Sunday, 17 March 2013

Alternate Best Supporting Actor 1949: Kirk Douglas in A Letter To Three Wives

Kirk Douglas did not receive an Oscar nomination for portraying George Phipps in A Letter to Three Wives.

A Letter to Three Wives tells the story of the turmoil three women suffer after receiving a letter from their mutual friend that she has run off with one of their husbands, although she does not say which one. This is a decent enough film that is rather forgotten despite winning Best Director for Joseph L. Mankiewicz, although William Wyler, William Wellman, and Carol Reed would have been better choices.

The three husbands include Jeffrey Lynn who is quite a dullard, Paul Douglas who is the standard rich guy whose performance is pretty uninteresting although he is pretty good in his last scene. Kirk Douglas is the most interesting of the husbands mostly because he is played by Kirk Douglas. Each of the husbands have some sort of trouble with their wives George Phipps's problems is he feels somewhat emasculated that he makes less that his money than his radio writer drama wife (Ann Sothern), and also becomes rather annoyed by his wife bowing down to the whims of the rather unscrupulous advertisers for the radio.

Douglas gives the best performance in the film which isn't saying too much really, but here he does show his ability to steal scenes in a film in a supporting role in a similar fashion to the way he does it in a leading role. Douglas relies as usual on his ample amount of intensity he has in his possession that he can turn on and off in a matter of seconds but still make it seem entirely believable within his character. He does that here quite well when his character bashes the radio advertisers in particularly brutal fashion which Douglas handles with a delightful energy which gives life to the film well establishes properly the conflict in his character.

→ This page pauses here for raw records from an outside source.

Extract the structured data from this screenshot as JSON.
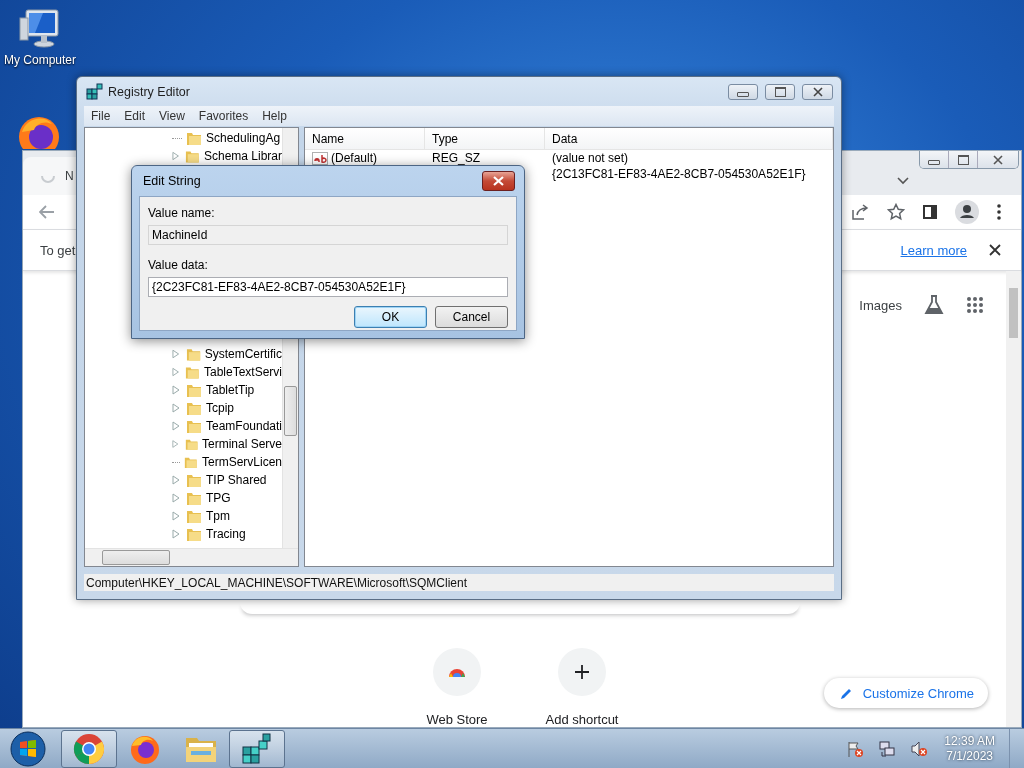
{
  "desktop": {
    "icons": [
      {
        "kind": "computer",
        "label": "My Computer"
      },
      {
        "kind": "firefox"
      }
    ]
  },
  "browser": {
    "tab": {
      "title": "N"
    },
    "infobar": {
      "text": "To get",
      "link": "Learn more"
    },
    "links": [
      "Images"
    ],
    "shortcuts": [
      {
        "kind": "store",
        "label": "Web Store"
      },
      {
        "kind": "add",
        "label": "Add shortcut"
      }
    ],
    "customize_button": "Customize Chrome"
  },
  "registry_editor": {
    "title": "Registry Editor",
    "menu": [
      "File",
      "Edit",
      "View",
      "Favorites",
      "Help"
    ],
    "tree": [
      {
        "label": "SchedulingAg",
        "expandable": false
      },
      {
        "label": "Schema Librar",
        "expandable": true
      },
      {
        "label": "SystemCertific",
        "expandable": true
      },
      {
        "label": "TableTextServi",
        "expandable": true
      },
      {
        "label": "TabletTip",
        "expandable": true
      },
      {
        "label": "Tcpip",
        "expandable": true
      },
      {
        "label": "TeamFoundati",
        "expandable": true
      },
      {
        "label": "Terminal Serve",
        "expandable": true
      },
      {
        "label": "TermServLicen",
        "expandable": false
      },
      {
        "label": "TIP Shared",
        "expandable": true
      },
      {
        "label": "TPG",
        "expandable": true
      },
      {
        "label": "Tpm",
        "expandable": true
      },
      {
        "label": "Tracing",
        "expandable": true
      }
    ],
    "columns": [
      "Name",
      "Type",
      "Data"
    ],
    "values": [
      {
        "name": "(Default)",
        "type": "REG_SZ",
        "data": "(value not set)"
      },
      {
        "data": "{2C13FC81-EF83-4AE2-8CB7-054530A52E1F}"
      }
    ],
    "status_path": "Computer\\HKEY_LOCAL_MACHINE\\SOFTWARE\\Microsoft\\SQMClient"
  },
  "dialog": {
    "title": "Edit String",
    "value_name_label": "Value name:",
    "value_name": "MachineId",
    "value_data_label": "Value data:",
    "value_data": "{2C23FC81-EF83-4AE2-8CB7-054530A52E1F}",
    "buttons": [
      {
        "label": "OK",
        "selected": true
      },
      {
        "label": "Cancel",
        "selected": false
      }
    ]
  },
  "taskbar": {
    "apps": [
      {
        "kind": "chrome",
        "running": true
      },
      {
        "kind": "firefox",
        "running": false
      },
      {
        "kind": "explorer",
        "running": false
      },
      {
        "kind": "regedit",
        "running": true
      }
    ],
    "clock": {
      "time": "12:39 AM",
      "date": "7/1/2023"
    }
  }
}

Of course Kirk Douglas's whole performance is not intense and he has a few scenes of being just his charming old self which he does so well, and due to his ability to switch from intensity to charm so effective and naturally it really makes the revelations of his character work out properly. This is a good performance by Kirk Douglas but not a great one as his role is very limited, and more importantly he and Sothern really do not have that much chemistry. This luckily is not that much of a problem as they are suppose to be not getting along for most of the film, but it leaves the ending of the film having a fairly minor impact. Entirely on his own though Douglas gives a good efficient performance.

1 comment:

Michael Patison said...

I agree with your assessment of his performance, but I don't really agree with your assessment of the film and most of the other performances. I thought the film was indeed not nearly as good as All About Eve, but it showed signs of what was to come from Mankiewicz just one year later. Also, I found the ladies to be quite good. Well, maybe not Jeanne Crain, but Ann Sothern and especially Linda Darnell. I also found Paul Douglas to be about as you mentioned. He's pretty standard throughout but that last scene for me is bordering on brilliance.